Lastly, exercise stimulates thyroid function and increases tissue sensitivity to thyroid hormones. Invigorating sports, i.e. water sports, are especially helpful. Overheated environments should be avoided as they slow down thyroid function.

To receive a comprehensive thyroid evaluation and a holistic treatment plan for hypothyroidism, please call 610-459-3773, or visit  

There are a lot of choices for a person looking for an alternative to today’s traditional medical practice. Naturopathic, holistic, functional medicine to name a few. It is mind boggling trying to sort out the best options when seeking care. After years of traditional treatment for depression, and never really feeling good, I sought out Dr. Broyles for possible alternative therapies. Right from the start, I knew this was the right practice for me. Dr. Broyles takes time to listen to concerns, discusses possible causes and recommends alternative methods of treatment as well as traditional methods. In a few short weeks, I was feeling better than I ever had before. She truly treats the whole person- body, mind and spirit. Since that time, I have referred many people to Dr. Broyles, and they all are extremely happy with her practice.  – Roberta K.
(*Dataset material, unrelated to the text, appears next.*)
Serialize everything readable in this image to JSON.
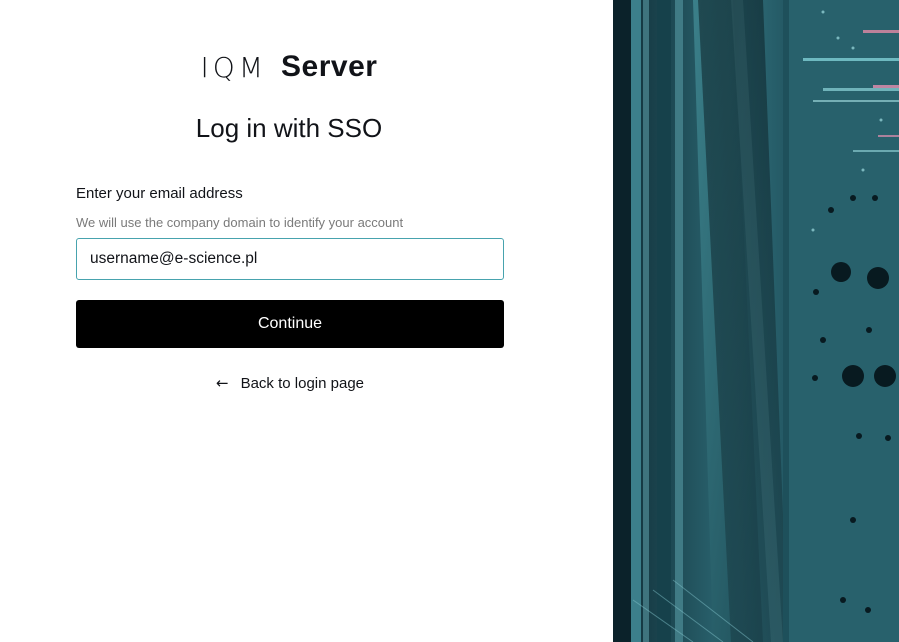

* Profile photo by Roy McDowell, Royal Photography, Wilmington, DE